Dubious pink pills and dodgy infidelity websites: this week has been a showcase of the things spouses reach for so they can avoid talking to each other about the sex they'd actually like to be having together.
On Tuesday, the FDA approved flibanserin, dubbed "the female Viagra" to boost women's desire. Sprout Pharmaceuticals will release the drug, marketed as "Addyi," in October in the United States – this despite its paltry efficacy (0.7 more "sexually satisfying events" a month than a placebo) and troubling side effects like low blood pressure and fainting. Unlike with Viagra, women will have to take the drug daily and refrain from drinking while on it.
A tidal wave of sex researchers and educators expressed their dismay on Twitter following the FDA's approval of Addyi. The big problem, they argued, is that the drug medicalizes a problem that isn't there: women's desire isn't by nature spontaneous and out of the blue; instead, we respond to pleasure in low stress and highly affectionate environments – something no pill will offer.
Still, plenty of women welcomed the thought of a magic pill that fixes sexless marriages. Even more men envisioned an army of randy women to contend with (take a second look at those efficacy rates, bros, and keep dreaming).
Also on Tuesday, hackers released the private data of 32 million cheaters using the Toronto-based dating website Ashley Madison.

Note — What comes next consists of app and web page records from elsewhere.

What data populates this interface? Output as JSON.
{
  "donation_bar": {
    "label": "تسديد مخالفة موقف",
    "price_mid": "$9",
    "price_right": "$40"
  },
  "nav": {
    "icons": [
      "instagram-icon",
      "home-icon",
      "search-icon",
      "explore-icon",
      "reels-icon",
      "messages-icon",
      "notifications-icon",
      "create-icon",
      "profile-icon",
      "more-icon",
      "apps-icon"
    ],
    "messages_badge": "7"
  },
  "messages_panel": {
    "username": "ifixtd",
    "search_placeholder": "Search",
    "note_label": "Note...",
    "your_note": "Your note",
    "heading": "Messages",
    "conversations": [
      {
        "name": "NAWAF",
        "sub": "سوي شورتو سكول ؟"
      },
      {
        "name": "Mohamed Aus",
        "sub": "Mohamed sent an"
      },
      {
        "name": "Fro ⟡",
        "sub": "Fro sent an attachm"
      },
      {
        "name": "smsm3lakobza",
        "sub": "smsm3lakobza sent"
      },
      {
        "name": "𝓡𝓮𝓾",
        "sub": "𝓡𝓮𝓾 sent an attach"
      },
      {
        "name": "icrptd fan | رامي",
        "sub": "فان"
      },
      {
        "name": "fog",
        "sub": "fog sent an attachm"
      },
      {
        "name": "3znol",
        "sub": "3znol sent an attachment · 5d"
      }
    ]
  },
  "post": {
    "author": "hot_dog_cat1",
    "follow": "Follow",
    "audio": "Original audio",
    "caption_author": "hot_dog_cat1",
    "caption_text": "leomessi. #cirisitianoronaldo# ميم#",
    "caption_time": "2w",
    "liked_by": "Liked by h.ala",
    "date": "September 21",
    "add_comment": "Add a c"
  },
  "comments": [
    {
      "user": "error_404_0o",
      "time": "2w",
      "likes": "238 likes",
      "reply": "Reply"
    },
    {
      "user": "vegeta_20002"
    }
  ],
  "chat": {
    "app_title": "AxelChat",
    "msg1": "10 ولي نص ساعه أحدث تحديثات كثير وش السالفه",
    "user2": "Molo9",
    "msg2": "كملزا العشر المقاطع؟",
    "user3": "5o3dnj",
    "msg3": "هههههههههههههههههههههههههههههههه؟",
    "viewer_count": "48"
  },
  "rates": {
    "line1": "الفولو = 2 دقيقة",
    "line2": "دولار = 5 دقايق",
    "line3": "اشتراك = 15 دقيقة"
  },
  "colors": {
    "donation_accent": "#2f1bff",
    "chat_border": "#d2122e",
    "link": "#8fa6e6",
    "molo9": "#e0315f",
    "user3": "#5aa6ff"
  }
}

The dump included names, street and email addresses, payment transactions and sexual fantasies, including "erotic tickling" and "bubble baths for two."
So why is it so much easier for people to divulge to a rando rather than a spouse that (clichéd as it is) they'd like to be greeted at the front door in lingerie from time to time? Why is it seemingly easier to pop a serious drug than to talk to your husband about what turns you on?

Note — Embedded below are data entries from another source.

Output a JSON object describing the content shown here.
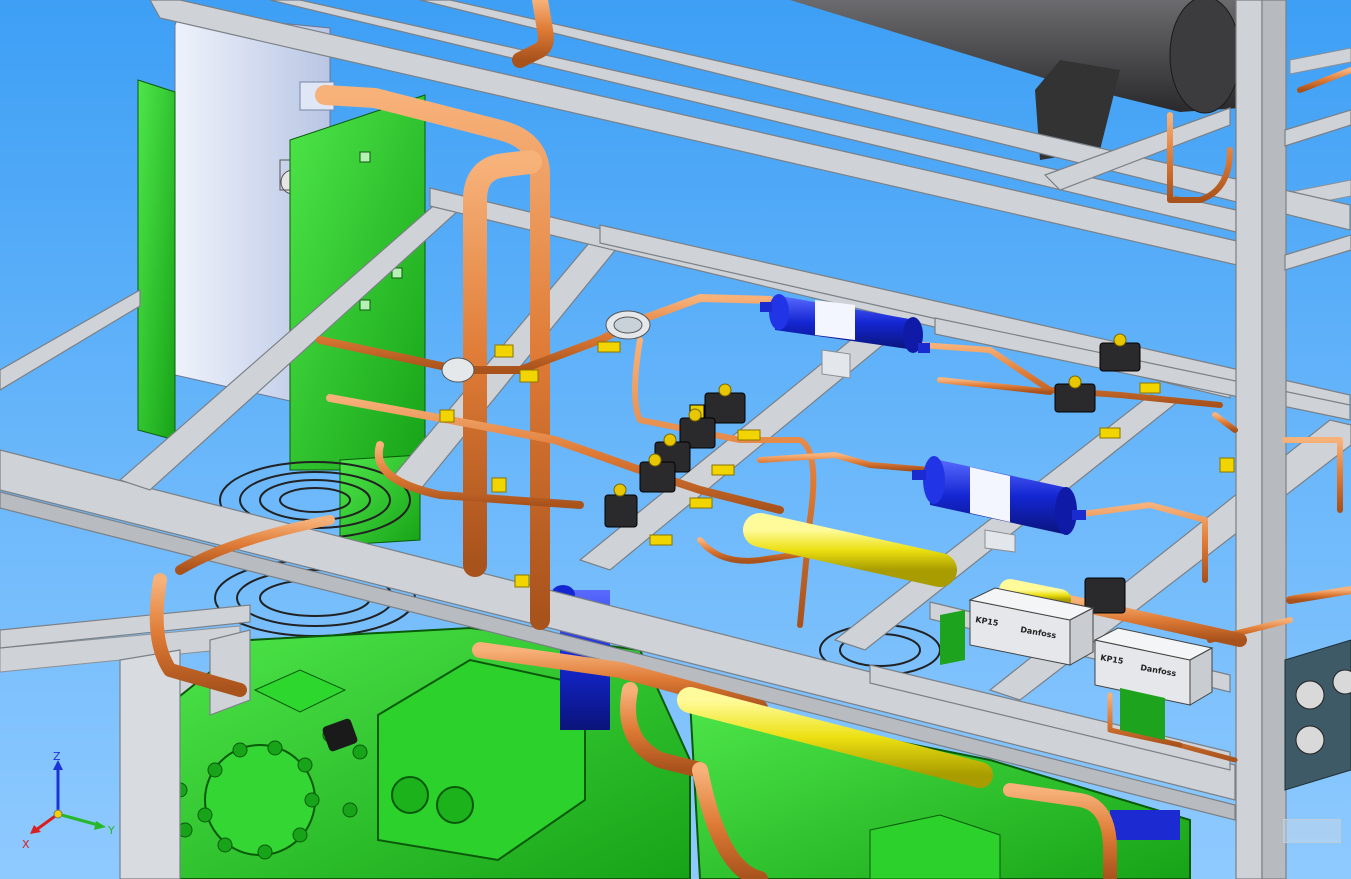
{
  "model": {
    "pressure_switches": [
      {
        "model": "KP15",
        "brand": "Danfoss"
      },
      {
        "model": "KP15",
        "brand": "Danfoss"
      }
    ]
  },
  "triad": {
    "x": "X",
    "y": "Y",
    "z": "Z"
  },
  "colors": {
    "background": "#5ab0fa",
    "frame": "#cfd3d8",
    "copper": "#e07e3c",
    "compressor": "#22c322",
    "filter_drier": "#1a2fd6",
    "receiver": "#3a3a3c",
    "insulation": "#f2ea10"
  }
}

Talking about sex – even good sex – is still a daunting prospect for many North American husbands and wives. With a dearth of quality sexual education here, openly and honestly discussing sex remains a no-fly zone in most spousal conversations, this as porn downloads and Ashley Madison membership numbers are staggering.

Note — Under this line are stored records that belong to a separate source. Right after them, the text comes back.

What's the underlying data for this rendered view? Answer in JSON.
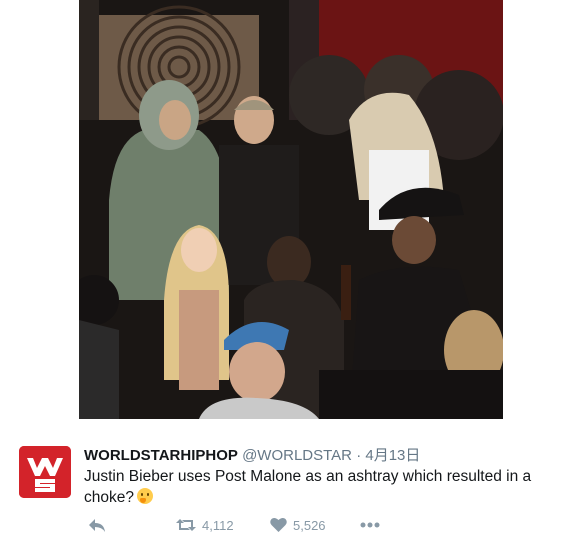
{
  "photo": {
    "description_icon": "party-photo"
  },
  "tweet": {
    "display_name": "WORLDSTARHIPHOP",
    "handle": "@WORLDSTAR",
    "separator": "·",
    "date": "4月13日",
    "text": "Justin Bieber uses Post Malone as an ashtray which resulted in a choke?",
    "emoji": "thinking-face-icon"
  },
  "actions": {
    "reply_icon": "reply-icon",
    "retweet_icon": "retweet-icon",
    "retweet_count": "4,112",
    "like_icon": "heart-icon",
    "like_count": "5,526",
    "more_icon": "more-icon"
  },
  "colors": {
    "brand_red": "#d3232a",
    "muted": "#8899a6",
    "text": "#14171a"
  }
}
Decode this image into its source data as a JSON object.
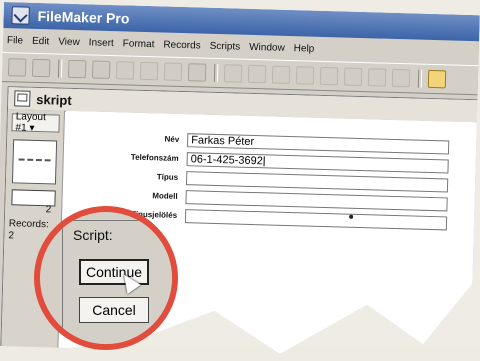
{
  "app": {
    "title": "FileMaker Pro"
  },
  "menu": {
    "items": [
      "File",
      "Edit",
      "View",
      "Insert",
      "Format",
      "Records",
      "Scripts",
      "Window",
      "Help"
    ]
  },
  "doc": {
    "title": "skript",
    "sidebar": {
      "layout_button": "Layout #1 ▾",
      "page_number": "2",
      "records_label": "Records:",
      "records_value": "2"
    },
    "fields": [
      {
        "label": "Név",
        "value": "Farkas Péter"
      },
      {
        "label": "Telefonszám",
        "value": "06-1-425-3692"
      },
      {
        "label": "Típus",
        "value": ""
      },
      {
        "label": "Modell",
        "value": ""
      },
      {
        "label": "Típusjelölés",
        "value": ""
      }
    ]
  },
  "script_dialog": {
    "label": "Script:",
    "continue": "Continue",
    "cancel": "Cancel"
  },
  "colors": {
    "title_bar": "#3c64a8",
    "callout_ring": "#e24c3c"
  }
}
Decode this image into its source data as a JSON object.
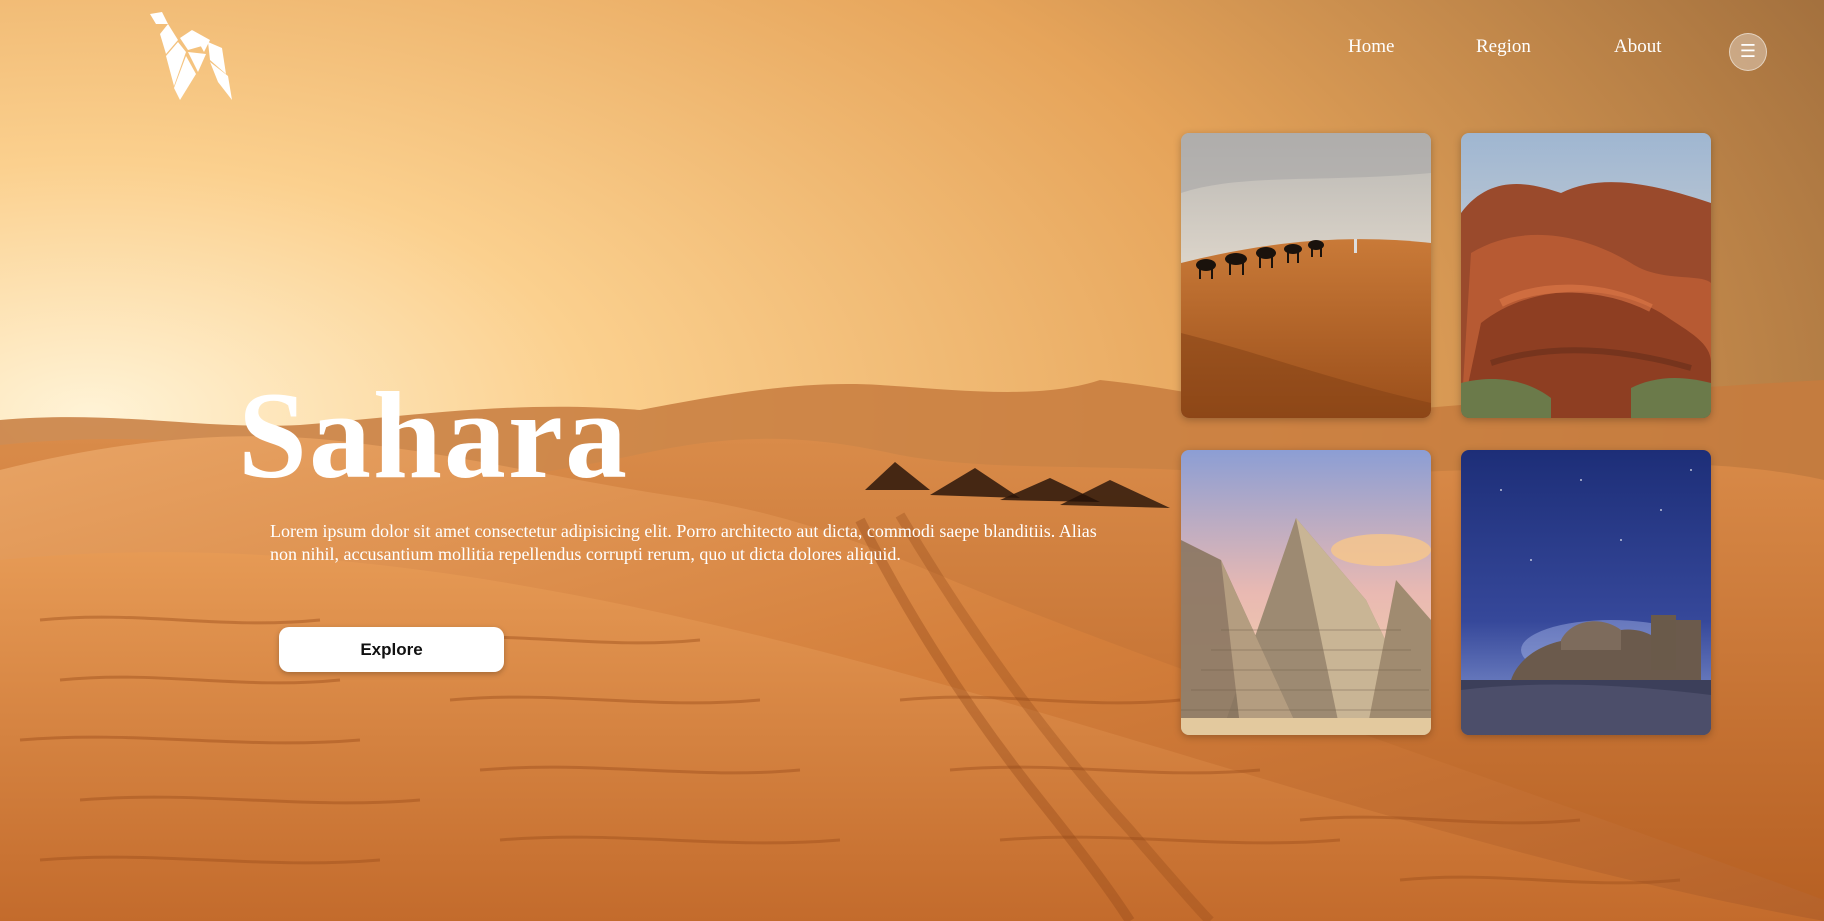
{
  "nav": {
    "home": "Home",
    "region": "Region",
    "about": "About",
    "menu_icon": "hamburger-icon"
  },
  "hero": {
    "title": "Sahara",
    "description": "Lorem ipsum dolor sit amet consectetur adipisicing elit. Porro architecto aut dicta, commodi saepe blanditiis. Alias non nihil, accusantium mollitia repellendus corrupti rerum, quo ut dicta dolores aliquid.",
    "cta": "Explore"
  },
  "gallery": [
    {
      "subject": "camel caravan on dunes"
    },
    {
      "subject": "red sandstone rocks"
    },
    {
      "subject": "pyramids of giza"
    },
    {
      "subject": "desert ruins under night sky"
    }
  ],
  "colors": {
    "sand_light": "#f6c98a",
    "sand_mid": "#d98a48",
    "sand_dark": "#a85a24",
    "text": "#ffffff",
    "button_bg": "#ffffff"
  }
}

Today, the best sex therapists are encouraging their patients in long-term committed unions to speak in very practical terms about what it is they actually want in bed: Bad sex leads to no sex, they point out, so find out what you find pleasurable and convey that.
Esther Perel, therapist and author of Mating in Captivity, a pivotal book on domesticity and sexual desire, is challenging her patients in online workshops with questions like what they'd like to experience sexually and what inhibitions and blocks hold them back. In an interview with the Globe last year, Perel urged couples to start "making efforts, stretching."
Easy? No. But surely better than low blood pressure, or your penchant for cuddly bubble baths with strangers being known the world over.